**What to produce:** Copy out the data exactly, leaving the pictures behind.

**Provided records:**
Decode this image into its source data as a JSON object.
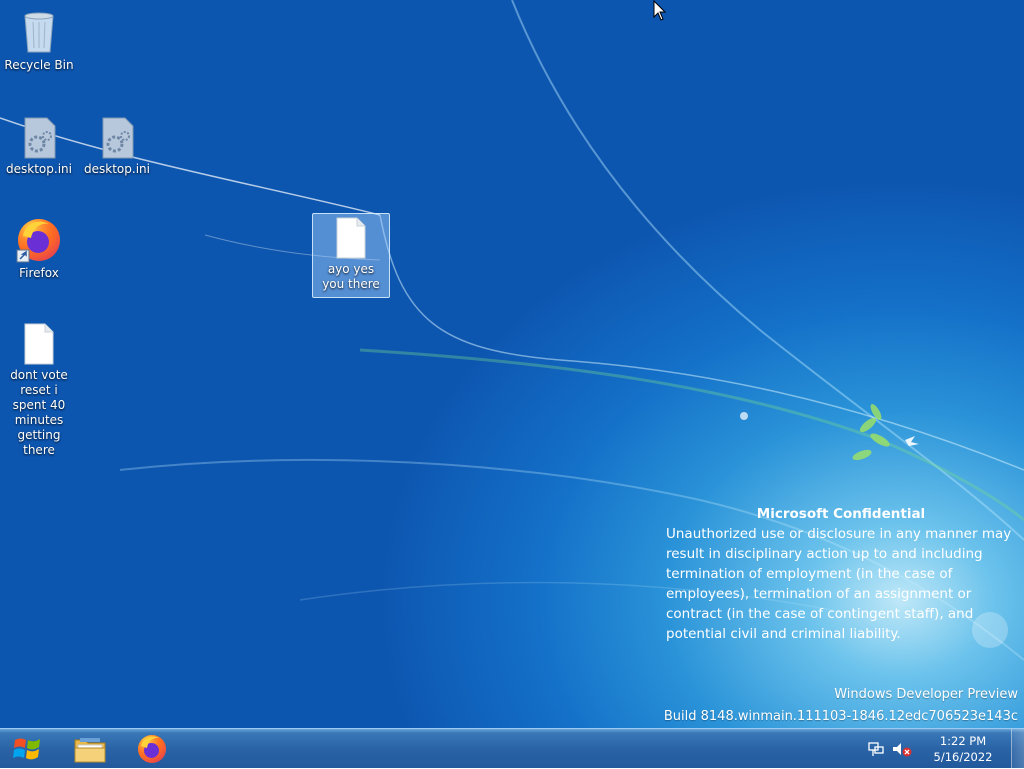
{
  "desktop": {
    "icons": [
      {
        "id": "recycle-bin",
        "label": "Recycle Bin",
        "icon": "recycle-bin-icon"
      },
      {
        "id": "desktop-ini-1",
        "label": "desktop.ini",
        "icon": "settings-file-icon"
      },
      {
        "id": "desktop-ini-2",
        "label": "desktop.ini",
        "icon": "settings-file-icon"
      },
      {
        "id": "firefox",
        "label": "Firefox",
        "icon": "firefox-icon"
      },
      {
        "id": "ayo-file",
        "label": "ayo yes you there",
        "icon": "text-file-icon",
        "selected": true
      },
      {
        "id": "dont-vote-file",
        "label": "dont vote reset i spent 40 minutes getting there",
        "icon": "text-file-icon"
      }
    ]
  },
  "watermark": {
    "title": "Microsoft Confidential",
    "body": "Unauthorized use or disclosure in any manner may result in disciplinary action up to and including termination of employment (in the case of employees), termination of an assignment or contract (in the case of contingent staff), and potential civil and criminal liability.",
    "product": "Windows Developer Preview",
    "build": "Build 8148.winmain.111103-1846.12edc706523e143c"
  },
  "taskbar": {
    "start_icon": "windows-logo-icon",
    "pinned": [
      {
        "name": "File Explorer",
        "icon": "folder-icon"
      },
      {
        "name": "Firefox",
        "icon": "firefox-icon"
      }
    ],
    "tray_icons": [
      "network-icon",
      "volume-muted-icon"
    ],
    "clock": {
      "time": "1:22 PM",
      "date": "5/16/2022"
    }
  },
  "colors": {
    "taskbar": "#2a64a6",
    "selection": "#aad2ff",
    "desktop_accent": "#1470c8"
  }
}
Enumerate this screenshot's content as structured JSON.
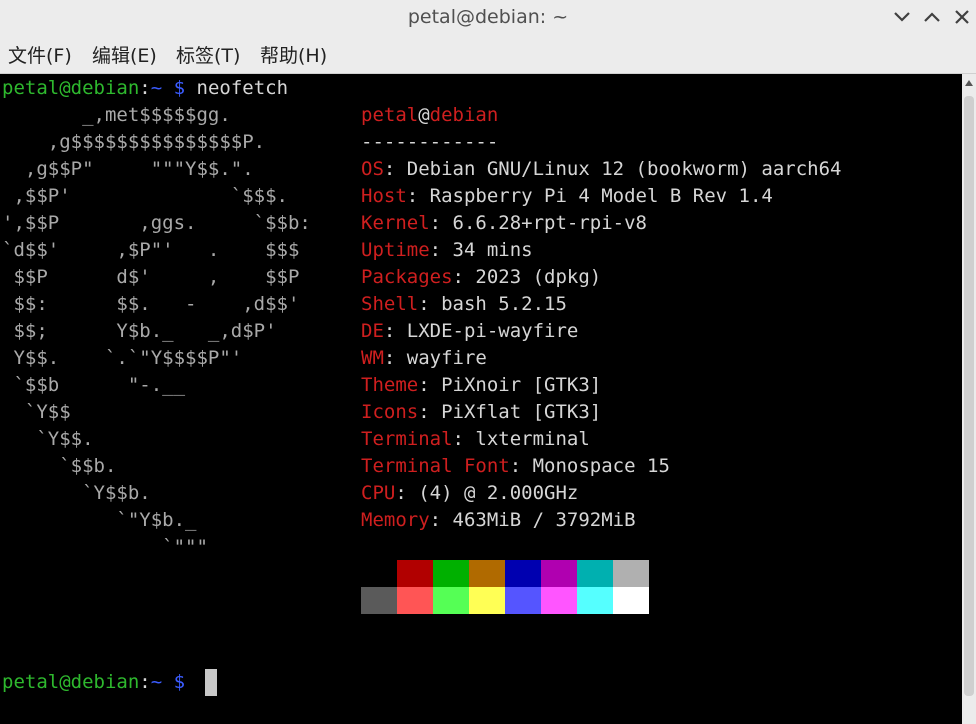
{
  "window": {
    "title": "petal@debian: ~"
  },
  "menu": [
    "文件(F)",
    "编辑(E)",
    "标签(T)",
    "帮助(H)"
  ],
  "prompt": {
    "user_host": "petal@debian",
    "sep": ":",
    "path": "~",
    "symbol": "$",
    "command": "neofetch"
  },
  "logo_lines": [
    "       _,met$$$$$gg.",
    "    ,g$$$$$$$$$$$$$$$P.",
    "  ,g$$P\"     \"\"\"Y$$.\".",
    " ,$$P'              `$$$.",
    "',$$P       ,ggs.     `$$b:",
    "`d$$'     ,$P\"'   .    $$$",
    " $$P      d$'     ,    $$P",
    " $$:      $$.   -    ,d$$'",
    " $$;      Y$b._   _,d$P'",
    " Y$$.    `.`\"Y$$$$P\"'",
    " `$$b      \"-.__",
    "  `Y$$",
    "   `Y$$.",
    "     `$$b.",
    "       `Y$$b.",
    "          `\"Y$b._",
    "              `\"\"\""
  ],
  "info": {
    "user": "petal",
    "at": "@",
    "host": "debian",
    "separator": "------------",
    "rows": [
      {
        "key": "OS",
        "value": "Debian GNU/Linux 12 (bookworm) aarch64"
      },
      {
        "key": "Host",
        "value": "Raspberry Pi 4 Model B Rev 1.4"
      },
      {
        "key": "Kernel",
        "value": "6.6.28+rpt-rpi-v8"
      },
      {
        "key": "Uptime",
        "value": "34 mins"
      },
      {
        "key": "Packages",
        "value": "2023 (dpkg)"
      },
      {
        "key": "Shell",
        "value": "bash 5.2.15"
      },
      {
        "key": "DE",
        "value": "LXDE-pi-wayfire"
      },
      {
        "key": "WM",
        "value": "wayfire"
      },
      {
        "key": "Theme",
        "value": "PiXnoir [GTK3]"
      },
      {
        "key": "Icons",
        "value": "PiXflat [GTK3]"
      },
      {
        "key": "Terminal",
        "value": "lxterminal"
      },
      {
        "key": "Terminal Font",
        "value": "Monospace 15"
      },
      {
        "key": "CPU",
        "value": "(4) @ 2.000GHz"
      },
      {
        "key": "Memory",
        "value": "463MiB / 3792MiB"
      }
    ]
  },
  "palette": {
    "normal": [
      "#000000",
      "#b10000",
      "#00b000",
      "#b06a00",
      "#0000b0",
      "#b000b0",
      "#00b0b0",
      "#b0b0b0"
    ],
    "bright": [
      "#5a5a5a",
      "#ff5555",
      "#55ff55",
      "#ffff55",
      "#5555ff",
      "#ff55ff",
      "#55ffff",
      "#ffffff"
    ]
  }
}
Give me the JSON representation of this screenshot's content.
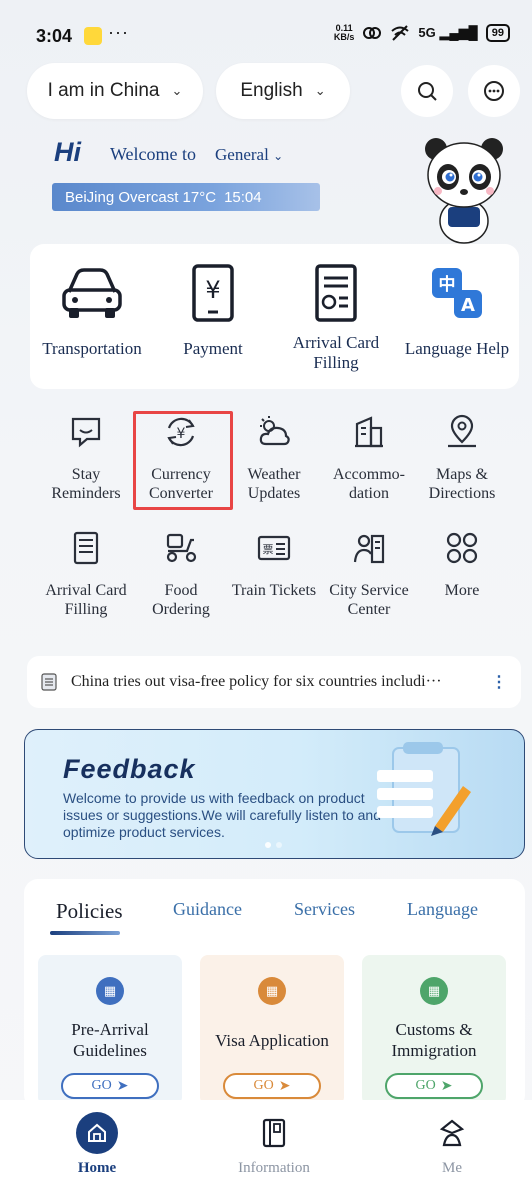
{
  "status_bar": {
    "time": "3:04",
    "dots": "···",
    "net_speed_value": "0.11",
    "net_speed_unit": "KB/s",
    "signal": "5G",
    "battery": "99"
  },
  "header": {
    "location_label": "I am in China",
    "language_label": "English",
    "search_icon": "search-icon",
    "chat_icon": "chat-icon"
  },
  "welcome": {
    "hi": "Hi",
    "text": "Welcome to",
    "mode": "General",
    "weather": "BeiJing Overcast 17°C",
    "weather_time": "15:04"
  },
  "main_services": [
    {
      "label": "Transportation",
      "icon": "car-icon"
    },
    {
      "label": "Payment",
      "icon": "yuan-phone-icon"
    },
    {
      "label": "Arrival Card Filling",
      "icon": "form-icon"
    },
    {
      "label": "Language Help",
      "icon": "translate-icon"
    }
  ],
  "grid_services": [
    {
      "label": "Stay Reminders",
      "icon": "chat-bubble-icon"
    },
    {
      "label": "Currency Converter",
      "icon": "currency-exchange-icon"
    },
    {
      "label": "Weather Updates",
      "icon": "weather-icon"
    },
    {
      "label": "Accommo-dation",
      "icon": "building-icon"
    },
    {
      "label": "Maps & Directions",
      "icon": "map-pin-icon"
    },
    {
      "label": "Arrival Card Filling",
      "icon": "card-icon"
    },
    {
      "label": "Food Ordering",
      "icon": "scooter-icon"
    },
    {
      "label": "Train Tickets",
      "icon": "ticket-icon"
    },
    {
      "label": "City Service Center",
      "icon": "city-service-icon"
    },
    {
      "label": "More",
      "icon": "more-icon"
    }
  ],
  "news": {
    "text": "China tries out visa-free policy for six countries includi···"
  },
  "feedback": {
    "title": "Feedback",
    "desc": "Welcome to provide us with feedback on product issues or suggestions.We will carefully listen to and optimize product services."
  },
  "policy_tabs": [
    "Policies",
    "Guidance",
    "Services",
    "Language"
  ],
  "policy_cards": [
    {
      "label": "Pre-Arrival Guidelines",
      "go": "GO",
      "color": "#3f6fbf",
      "bg": "#eef4f9"
    },
    {
      "label": "Visa Application",
      "go": "GO",
      "color": "#d98a3a",
      "bg": "#fbf1e8"
    },
    {
      "label": "Customs & Immigration",
      "go": "GO",
      "color": "#4ea56a",
      "bg": "#edf6ef"
    }
  ],
  "bottom_nav": [
    {
      "label": "Home",
      "icon": "home-icon"
    },
    {
      "label": "Information",
      "icon": "book-icon"
    },
    {
      "label": "Me",
      "icon": "person-icon"
    }
  ],
  "colors": {
    "brand": "#1b3f7e",
    "highlight": "#e84545"
  }
}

**Task response:**
Decode this image into its source data as a JSON object.
{
  "desktop": {
    "icons": [
      {
        "id": "recycle-bin",
        "label": "Recycle Bin",
        "icon": "recycle-bin-icon"
      },
      {
        "id": "desktop-ini-1",
        "label": "desktop.ini",
        "icon": "settings-file-icon"
      },
      {
        "id": "desktop-ini-2",
        "label": "desktop.ini",
        "icon": "settings-file-icon"
      },
      {
        "id": "firefox",
        "label": "Firefox",
        "icon": "firefox-icon"
      },
      {
        "id": "ayo-file",
        "label": "ayo yes you there",
        "icon": "text-file-icon",
        "selected": true
      },
      {
        "id": "dont-vote-file",
        "label": "dont vote reset i spent 40 minutes getting there",
        "icon": "text-file-icon"
      }
    ]
  },
  "watermark": {
    "title": "Microsoft Confidential",
    "body": "Unauthorized use or disclosure in any manner may result in disciplinary action up to and including termination of employment (in the case of employees), termination of an assignment or contract (in the case of contingent staff), and potential civil and criminal liability.",
    "product": "Windows Developer Preview",
    "build": "Build 8148.winmain.111103-1846.12edc706523e143c"
  },
  "taskbar": {
    "start_icon": "windows-logo-icon",
    "pinned": [
      {
        "name": "File Explorer",
        "icon": "folder-icon"
      },
      {
        "name": "Firefox",
        "icon": "firefox-icon"
      }
    ],
    "tray_icons": [
      "network-icon",
      "volume-muted-icon"
    ],
    "clock": {
      "time": "1:22 PM",
      "date": "5/16/2022"
    }
  },
  "colors": {
    "taskbar": "#2a64a6",
    "selection": "#aad2ff",
    "desktop_accent": "#1470c8"
  }
}
Enumerate this screenshot's content as structured JSON.
{
  "window": {
    "title": "petal@debian: ~"
  },
  "menu": [
    "文件(F)",
    "编辑(E)",
    "标签(T)",
    "帮助(H)"
  ],
  "prompt": {
    "user_host": "petal@debian",
    "sep": ":",
    "path": "~",
    "symbol": "$",
    "command": "neofetch"
  },
  "logo_lines": [
    "       _,met$$$$$gg.",
    "    ,g$$$$$$$$$$$$$$$P.",
    "  ,g$$P\"     \"\"\"Y$$.\".",
    " ,$$P'              `$$$.",
    "',$$P       ,ggs.     `$$b:",
    "`d$$'     ,$P\"'   .    $$$",
    " $$P      d$'     ,    $$P",
    " $$:      $$.   -    ,d$$'",
    " $$;      Y$b._   _,d$P'",
    " Y$$.    `.`\"Y$$$$P\"'",
    " `$$b      \"-.__",
    "  `Y$$",
    "   `Y$$.",
    "     `$$b.",
    "       `Y$$b.",
    "          `\"Y$b._",
    "              `\"\"\""
  ],
  "info": {
    "user": "petal",
    "at": "@",
    "host": "debian",
    "separator": "------------",
    "rows": [
      {
        "key": "OS",
        "value": "Debian GNU/Linux 12 (bookworm) aarch64"
      },
      {
        "key": "Host",
        "value": "Raspberry Pi 4 Model B Rev 1.4"
      },
      {
        "key": "Kernel",
        "value": "6.6.28+rpt-rpi-v8"
      },
      {
        "key": "Uptime",
        "value": "34 mins"
      },
      {
        "key": "Packages",
        "value": "2023 (dpkg)"
      },
      {
        "key": "Shell",
        "value": "bash 5.2.15"
      },
      {
        "key": "DE",
        "value": "LXDE-pi-wayfire"
      },
      {
        "key": "WM",
        "value": "wayfire"
      },
      {
        "key": "Theme",
        "value": "PiXnoir [GTK3]"
      },
      {
        "key": "Icons",
        "value": "PiXflat [GTK3]"
      },
      {
        "key": "Terminal",
        "value": "lxterminal"
      },
      {
        "key": "Terminal Font",
        "value": "Monospace 15"
      },
      {
        "key": "CPU",
        "value": "(4) @ 2.000GHz"
      },
      {
        "key": "Memory",
        "value": "463MiB / 3792MiB"
      }
    ]
  },
  "palette": {
    "normal": [
      "#000000",
      "#b10000",
      "#00b000",
      "#b06a00",
      "#0000b0",
      "#b000b0",
      "#00b0b0",
      "#b0b0b0"
    ],
    "bright": [
      "#5a5a5a",
      "#ff5555",
      "#55ff55",
      "#ffff55",
      "#5555ff",
      "#ff55ff",
      "#55ffff",
      "#ffffff"
    ]
  }
}
Give me the JSON representation of this screenshot's content.
{
  "status_bar": {
    "time": "3:04",
    "dots": "···",
    "net_speed_value": "0.11",
    "net_speed_unit": "KB/s",
    "signal": "5G",
    "battery": "99"
  },
  "header": {
    "location_label": "I am in China",
    "language_label": "English",
    "search_icon": "search-icon",
    "chat_icon": "chat-icon"
  },
  "welcome": {
    "hi": "Hi",
    "text": "Welcome to",
    "mode": "General",
    "weather": "BeiJing Overcast 17°C",
    "weather_time": "15:04"
  },
  "main_services": [
    {
      "label": "Transportation",
      "icon": "car-icon"
    },
    {
      "label": "Payment",
      "icon": "yuan-phone-icon"
    },
    {
      "label": "Arrival Card Filling",
      "icon": "form-icon"
    },
    {
      "label": "Language Help",
      "icon": "translate-icon"
    }
  ],
  "grid_services": [
    {
      "label": "Stay Reminders",
      "icon": "chat-bubble-icon"
    },
    {
      "label": "Currency Converter",
      "icon": "currency-exchange-icon"
    },
    {
      "label": "Weather Updates",
      "icon": "weather-icon"
    },
    {
      "label": "Accommo-dation",
      "icon": "building-icon"
    },
    {
      "label": "Maps & Directions",
      "icon": "map-pin-icon"
    },
    {
      "label": "Arrival Card Filling",
      "icon": "card-icon"
    },
    {
      "label": "Food Ordering",
      "icon": "scooter-icon"
    },
    {
      "label": "Train Tickets",
      "icon": "ticket-icon"
    },
    {
      "label": "City Service Center",
      "icon": "city-service-icon"
    },
    {
      "label": "More",
      "icon": "more-icon"
    }
  ],
  "news": {
    "text": "China tries out visa-free policy for six countries includi···"
  },
  "feedback": {
    "title": "Feedback",
    "desc": "Welcome to provide us with feedback on product issues or suggestions.We will carefully listen to and optimize product services."
  },
  "policy_tabs": [
    "Policies",
    "Guidance",
    "Services",
    "Language"
  ],
  "policy_cards": [
    {
      "label": "Pre-Arrival Guidelines",
      "go": "GO",
      "color": "#3f6fbf",
      "bg": "#eef4f9"
    },
    {
      "label": "Visa Application",
      "go": "GO",
      "color": "#d98a3a",
      "bg": "#fbf1e8"
    },
    {
      "label": "Customs & Immigration",
      "go": "GO",
      "color": "#4ea56a",
      "bg": "#edf6ef"
    }
  ],
  "bottom_nav": [
    {
      "label": "Home",
      "icon": "home-icon"
    },
    {
      "label": "Information",
      "icon": "book-icon"
    },
    {
      "label": "Me",
      "icon": "person-icon"
    }
  ],
  "colors": {
    "brand": "#1b3f7e",
    "highlight": "#e84545"
  }
}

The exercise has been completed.